*TASK STATEMENT*. State how many lines of the entries hold the string "JSON". Reply with the number alone.

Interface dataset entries
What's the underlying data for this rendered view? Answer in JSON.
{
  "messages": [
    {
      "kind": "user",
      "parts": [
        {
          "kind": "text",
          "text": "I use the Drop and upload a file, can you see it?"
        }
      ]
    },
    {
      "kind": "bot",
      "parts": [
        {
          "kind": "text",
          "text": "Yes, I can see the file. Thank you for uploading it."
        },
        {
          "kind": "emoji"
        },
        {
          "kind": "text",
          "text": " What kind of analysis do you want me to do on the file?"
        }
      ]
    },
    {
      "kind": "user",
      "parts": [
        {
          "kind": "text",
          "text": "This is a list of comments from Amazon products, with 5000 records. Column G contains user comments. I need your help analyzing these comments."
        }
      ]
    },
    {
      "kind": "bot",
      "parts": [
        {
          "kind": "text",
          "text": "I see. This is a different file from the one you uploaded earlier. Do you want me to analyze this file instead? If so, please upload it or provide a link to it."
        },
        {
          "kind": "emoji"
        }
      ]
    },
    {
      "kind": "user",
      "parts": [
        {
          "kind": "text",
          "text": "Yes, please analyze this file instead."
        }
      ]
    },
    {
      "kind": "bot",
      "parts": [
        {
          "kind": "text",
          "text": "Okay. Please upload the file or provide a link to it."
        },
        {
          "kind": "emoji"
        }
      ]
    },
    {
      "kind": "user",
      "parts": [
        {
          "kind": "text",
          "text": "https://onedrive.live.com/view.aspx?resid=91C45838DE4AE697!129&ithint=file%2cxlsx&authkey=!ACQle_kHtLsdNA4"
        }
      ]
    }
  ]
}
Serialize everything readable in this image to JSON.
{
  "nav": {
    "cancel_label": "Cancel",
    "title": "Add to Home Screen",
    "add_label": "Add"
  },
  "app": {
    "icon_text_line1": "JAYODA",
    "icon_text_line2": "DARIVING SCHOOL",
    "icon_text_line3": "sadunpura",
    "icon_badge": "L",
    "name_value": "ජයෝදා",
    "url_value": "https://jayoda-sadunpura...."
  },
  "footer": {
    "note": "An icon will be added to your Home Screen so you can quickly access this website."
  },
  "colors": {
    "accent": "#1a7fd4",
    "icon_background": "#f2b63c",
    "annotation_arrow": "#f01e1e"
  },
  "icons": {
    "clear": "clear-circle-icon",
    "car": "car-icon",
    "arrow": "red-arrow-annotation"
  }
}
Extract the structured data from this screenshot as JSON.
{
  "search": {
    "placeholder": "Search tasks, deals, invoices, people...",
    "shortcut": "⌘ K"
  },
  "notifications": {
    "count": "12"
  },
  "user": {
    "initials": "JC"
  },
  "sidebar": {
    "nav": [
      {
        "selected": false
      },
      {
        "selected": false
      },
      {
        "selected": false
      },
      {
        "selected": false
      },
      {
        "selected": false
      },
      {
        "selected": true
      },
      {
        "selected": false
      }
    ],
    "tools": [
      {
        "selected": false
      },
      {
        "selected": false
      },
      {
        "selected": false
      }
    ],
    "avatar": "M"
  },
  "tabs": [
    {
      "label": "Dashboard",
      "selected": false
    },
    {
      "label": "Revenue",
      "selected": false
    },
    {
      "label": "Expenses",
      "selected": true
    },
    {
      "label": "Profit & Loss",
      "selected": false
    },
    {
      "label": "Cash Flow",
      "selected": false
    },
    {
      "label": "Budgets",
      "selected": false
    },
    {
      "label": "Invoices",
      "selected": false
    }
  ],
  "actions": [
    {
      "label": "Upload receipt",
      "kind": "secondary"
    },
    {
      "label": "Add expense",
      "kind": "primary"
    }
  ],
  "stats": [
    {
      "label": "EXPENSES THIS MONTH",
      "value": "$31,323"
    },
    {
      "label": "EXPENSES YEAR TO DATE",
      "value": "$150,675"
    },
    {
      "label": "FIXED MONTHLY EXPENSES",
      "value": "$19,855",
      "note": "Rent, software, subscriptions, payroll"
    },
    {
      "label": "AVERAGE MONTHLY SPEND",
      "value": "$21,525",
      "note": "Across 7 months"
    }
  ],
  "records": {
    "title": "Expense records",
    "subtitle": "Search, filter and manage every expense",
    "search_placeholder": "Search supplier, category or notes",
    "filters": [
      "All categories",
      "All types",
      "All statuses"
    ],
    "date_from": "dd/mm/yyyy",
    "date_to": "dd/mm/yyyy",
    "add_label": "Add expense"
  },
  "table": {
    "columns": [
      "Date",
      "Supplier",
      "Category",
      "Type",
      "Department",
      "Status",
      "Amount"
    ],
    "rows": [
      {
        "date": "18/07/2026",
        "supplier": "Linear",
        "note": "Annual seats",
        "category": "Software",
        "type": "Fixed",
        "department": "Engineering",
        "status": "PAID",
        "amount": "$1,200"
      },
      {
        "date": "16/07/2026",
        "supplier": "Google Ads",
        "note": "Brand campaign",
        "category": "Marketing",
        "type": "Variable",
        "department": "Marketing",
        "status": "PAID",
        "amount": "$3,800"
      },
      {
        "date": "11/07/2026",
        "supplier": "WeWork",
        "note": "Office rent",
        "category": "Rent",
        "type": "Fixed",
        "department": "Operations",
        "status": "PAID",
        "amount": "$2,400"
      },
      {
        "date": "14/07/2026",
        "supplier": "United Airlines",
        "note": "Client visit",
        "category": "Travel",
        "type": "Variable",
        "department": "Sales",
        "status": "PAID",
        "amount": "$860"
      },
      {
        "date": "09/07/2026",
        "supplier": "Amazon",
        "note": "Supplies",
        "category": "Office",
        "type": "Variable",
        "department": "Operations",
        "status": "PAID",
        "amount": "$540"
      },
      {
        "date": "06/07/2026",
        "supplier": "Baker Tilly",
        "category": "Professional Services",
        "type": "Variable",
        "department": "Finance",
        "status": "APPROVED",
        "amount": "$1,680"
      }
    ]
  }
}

*TASK OUTPUT*. 3